Rutherford's atomic model or planetary model of the atom is a model proposed by Ernest Rutherford.
In 1909 the Geiger and Marsden experiment was performed, also known as the Rutherford experiment, as it was led by Rutherford himself. The Rutherford scattering observed in the investigation suggested that the early "Panettone" and "Saturnian" atomic models were incorrect.
The new model proposed by Rutherford had features that have been maintained even in later models, such as:
The concentration of most matter in a small volume compared to the atomic size, that is, an atomic nucleus
The presence of electrons revolving around the atomic nucleus.
Rutherford did not say anything about the electrons' possible movement because he knew that their revolution around the central nucleus would cause electromagnetic radiations. Radiation can occur only when the electron jumps from one orbit to another.
As re showed the atom with a nucleus and electrons orbiting around it, like the planets of the solar system, it became known as the planetary model.
What Are the Postulates of Rutherford's Model?
The atom is mostly empty space. Rutherford denied Thomson's atomic model by confirming the existence of the atomic nucleus, already postulated by Nagaoka. However, Rutherford pointed out that the nucleus of the atom is tiny compared to the atom itself.
The atomic nucleus concentrates the mass and the positive charges of the atom, balancing the electrical charge of the electrons.
The negatively charged electrons present around the atom do not affect the scattering of the alpha particles.
How Did Bohr Expand on Rutherford's Model of the Atom?
Niels Bohr related the line spectra of the elements. He used a hydrogen atom. So, in 1913, Bohr proposed some postulates that altered the view of Rutherford's atomic model. He showed that electrons move around the atomic nucleus in circular paths orbits with well-defined energy (quantum mechanical energy), thus being an energy level or electronic layer. Only specific amounts of energy are allowed for each electron, with multiple integer values of the photon ( quantum number).

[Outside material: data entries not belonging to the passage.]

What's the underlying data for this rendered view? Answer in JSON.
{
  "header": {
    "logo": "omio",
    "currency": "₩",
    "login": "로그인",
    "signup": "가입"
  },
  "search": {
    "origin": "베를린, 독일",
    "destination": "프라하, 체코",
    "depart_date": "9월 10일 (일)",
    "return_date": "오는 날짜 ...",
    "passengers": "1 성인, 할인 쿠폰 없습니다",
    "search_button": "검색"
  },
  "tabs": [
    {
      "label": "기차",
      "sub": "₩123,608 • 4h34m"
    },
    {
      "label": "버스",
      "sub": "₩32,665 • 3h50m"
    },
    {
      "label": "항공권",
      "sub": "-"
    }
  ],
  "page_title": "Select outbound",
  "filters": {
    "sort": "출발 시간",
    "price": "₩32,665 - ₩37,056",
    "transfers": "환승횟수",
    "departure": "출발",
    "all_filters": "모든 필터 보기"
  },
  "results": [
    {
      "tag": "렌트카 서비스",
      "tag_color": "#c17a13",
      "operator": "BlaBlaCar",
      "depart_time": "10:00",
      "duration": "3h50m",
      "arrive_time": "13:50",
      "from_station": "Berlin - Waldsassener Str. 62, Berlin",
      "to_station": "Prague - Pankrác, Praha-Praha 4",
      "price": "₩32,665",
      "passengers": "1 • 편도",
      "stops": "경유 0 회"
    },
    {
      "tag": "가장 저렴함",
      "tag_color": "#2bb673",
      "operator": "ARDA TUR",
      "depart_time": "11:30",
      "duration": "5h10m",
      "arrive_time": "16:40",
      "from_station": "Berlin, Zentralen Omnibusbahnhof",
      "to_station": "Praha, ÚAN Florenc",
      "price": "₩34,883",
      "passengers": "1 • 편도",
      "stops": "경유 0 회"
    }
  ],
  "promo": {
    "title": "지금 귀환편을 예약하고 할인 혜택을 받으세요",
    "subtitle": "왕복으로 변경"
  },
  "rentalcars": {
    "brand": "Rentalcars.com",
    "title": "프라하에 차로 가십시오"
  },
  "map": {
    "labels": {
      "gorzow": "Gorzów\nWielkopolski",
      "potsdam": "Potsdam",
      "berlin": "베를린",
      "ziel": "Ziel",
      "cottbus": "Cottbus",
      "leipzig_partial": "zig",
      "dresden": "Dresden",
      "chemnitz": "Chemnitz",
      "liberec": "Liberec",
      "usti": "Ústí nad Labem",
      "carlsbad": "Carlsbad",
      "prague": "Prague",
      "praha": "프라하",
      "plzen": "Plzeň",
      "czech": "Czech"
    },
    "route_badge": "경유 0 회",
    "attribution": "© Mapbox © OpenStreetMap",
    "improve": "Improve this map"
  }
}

He also showed that when all the electrons in the atoms orbit around the nucleus at their lowest energy levels, the atom is in its ground state, which is the most stable. But if the electron absorbs photons, it jumps from a level closer to the nucleus to a higher energy level, more external. It is the activated state or excited state. But it is unstable, and the electron soon emits excess energy, returning to the lower energy level.
Using Max Planck's constant, Bohr obtained an exact formula for the energy levels of the hydrogen atom. Furthermore, he postulated that the angular momentum of the electron is quantized.
What Was Ernest Rutherford's Experiment Like?
In 1911 Rutherford proposed his model of atomic structure to explain the results of Geiger and Marsden's earlier experiment, which indicated the presence of a concentration of positively charged particles in the center of the atom: the atomic nucleus.
However, in his work, Rutherford proposed passing a high-speed α particle through an atom in a gold foil with a positive central charge while surrounded by an equal-magnitude charge of electrons. Rutherford concluded that the charge must be concentrated in a minimal volume relative to atomic size.
He did not attribute any structure to the orbits of the electrons. However, he did mention the Hantarō Nagaoka atomic model.